Certainly Manning’s ability to not only collect information, but to retain and use it so quickly at the line of scrimmage separates him from most who have ever played the position. His teammates, his peers behind center, those who have faced him, and those who have coached him all speak of Manning’s mind.
Essentially it’s like football Google.
But Manning's mind isn’t the whole story -- it can’t be. After so many discussions about defending Manning with many longtime defensive coaches around the league, as well as those who worked alongside Manning,there are some other things that may be as important.
Like his drive. No one can study as hard as Manning does without being driven to do so. Broncos defensive coordinator Jack Del Rio speaks of watching Manning walk directly from the quarterback’s introductory news conference with the Broncos in March of 2012 -- “where he just held up a jersey’’ -- and into a meeting room to watch video.
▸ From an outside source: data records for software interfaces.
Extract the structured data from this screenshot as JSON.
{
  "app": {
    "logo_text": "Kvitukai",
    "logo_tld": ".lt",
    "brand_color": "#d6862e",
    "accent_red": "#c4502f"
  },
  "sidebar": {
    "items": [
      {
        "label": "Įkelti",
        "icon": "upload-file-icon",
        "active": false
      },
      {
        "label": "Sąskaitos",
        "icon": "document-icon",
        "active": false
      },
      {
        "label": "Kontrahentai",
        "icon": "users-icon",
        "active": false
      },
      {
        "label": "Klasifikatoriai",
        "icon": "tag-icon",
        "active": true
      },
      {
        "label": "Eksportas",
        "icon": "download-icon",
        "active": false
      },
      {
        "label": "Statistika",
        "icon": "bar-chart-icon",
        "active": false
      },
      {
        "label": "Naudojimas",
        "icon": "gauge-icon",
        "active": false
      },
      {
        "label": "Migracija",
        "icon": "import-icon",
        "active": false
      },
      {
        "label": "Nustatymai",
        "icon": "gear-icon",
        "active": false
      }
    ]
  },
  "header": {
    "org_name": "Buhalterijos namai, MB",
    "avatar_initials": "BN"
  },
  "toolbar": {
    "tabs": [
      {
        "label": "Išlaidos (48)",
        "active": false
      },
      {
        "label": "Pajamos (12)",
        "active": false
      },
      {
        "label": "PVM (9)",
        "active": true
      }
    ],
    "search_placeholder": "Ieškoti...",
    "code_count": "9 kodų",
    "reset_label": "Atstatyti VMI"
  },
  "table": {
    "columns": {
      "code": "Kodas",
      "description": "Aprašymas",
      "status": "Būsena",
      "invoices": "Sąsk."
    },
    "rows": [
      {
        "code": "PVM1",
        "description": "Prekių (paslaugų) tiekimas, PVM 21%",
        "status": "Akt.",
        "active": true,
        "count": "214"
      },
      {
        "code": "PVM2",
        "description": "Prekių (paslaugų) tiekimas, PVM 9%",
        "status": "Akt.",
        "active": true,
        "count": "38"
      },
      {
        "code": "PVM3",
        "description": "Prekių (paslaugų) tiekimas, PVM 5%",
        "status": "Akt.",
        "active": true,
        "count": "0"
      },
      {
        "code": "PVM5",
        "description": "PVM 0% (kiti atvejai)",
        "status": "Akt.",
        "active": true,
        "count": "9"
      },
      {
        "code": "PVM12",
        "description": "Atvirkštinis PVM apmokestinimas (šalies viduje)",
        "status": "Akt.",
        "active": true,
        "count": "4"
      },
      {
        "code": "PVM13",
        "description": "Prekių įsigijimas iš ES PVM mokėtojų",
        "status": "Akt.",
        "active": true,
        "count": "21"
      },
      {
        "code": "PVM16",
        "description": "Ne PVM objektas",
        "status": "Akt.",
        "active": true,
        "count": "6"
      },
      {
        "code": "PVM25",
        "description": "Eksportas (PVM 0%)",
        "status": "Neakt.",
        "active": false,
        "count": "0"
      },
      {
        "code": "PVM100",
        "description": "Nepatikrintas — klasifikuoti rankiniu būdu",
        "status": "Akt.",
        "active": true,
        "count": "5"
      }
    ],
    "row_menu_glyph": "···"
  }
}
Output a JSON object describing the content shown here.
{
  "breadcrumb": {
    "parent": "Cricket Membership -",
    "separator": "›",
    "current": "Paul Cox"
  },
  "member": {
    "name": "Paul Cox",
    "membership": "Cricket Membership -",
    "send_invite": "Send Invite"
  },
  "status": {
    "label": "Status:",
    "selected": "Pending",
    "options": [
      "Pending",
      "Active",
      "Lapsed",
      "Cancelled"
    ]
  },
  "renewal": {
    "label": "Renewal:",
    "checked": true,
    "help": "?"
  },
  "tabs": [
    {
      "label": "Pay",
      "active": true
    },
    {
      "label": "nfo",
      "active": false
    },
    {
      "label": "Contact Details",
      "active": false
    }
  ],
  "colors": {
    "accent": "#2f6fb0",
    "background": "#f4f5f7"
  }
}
Or how he catered meals into the Broncos facility throughout that first offseason because he was in what he called “a crash course’’ to learn the team’s offense in a new place for the first time since his rookie year in 1998.
Or when Broncos Ring of Famer Rod Smith, who had been brought in by coach John Fox to speak to the players about striving for more, once asked Manning in a team meeting if he was ever the only one in the building and Manning’s reply was simply “yes.’’ Smith looked at everybody else in the room, according to those who were there, with an expression that said "see?''
It’s what Broncos executive vice president of football operations John Elway wanted when he signed Manning. Sure, Elway wanted the brain, the arm and the cachet that comes with a quarterback like Manning, but he also wanted the drive -- “a guy like that raises all boats.’’ Elway has said he wanted the constant pushing, when Manning runs every practice play in June like the Super Bowl or quizzes players on the spot about their responsibilities on specific plays. And after they answer, even if they’re right, he often asks, “Are you sure?’’
And there are the physical gifts, which are often lost in the discussions about the mind. Or as Lions coach Jim Schwartz has put it, “I think people forget sometimes how big he is.’’ At 6-foot-5 and 230 pounds, Manning is one of the biggest starters at the position. He plays with a strong base, nearly flawless fundamentals drilled into muscle memory by years of work -- he still does the same footwork drills he did at Tennessee -- and with the toughness of a guy who didn’t miss a game for 13 years until he missed the 2011 season after multiple neck surgeries.
It’s all there for those trying to beat him, and even if they win a play, a drive or even a game, they know Manning is taking notes and will almost certainly, without fail, remember why.
6dEric D. Williams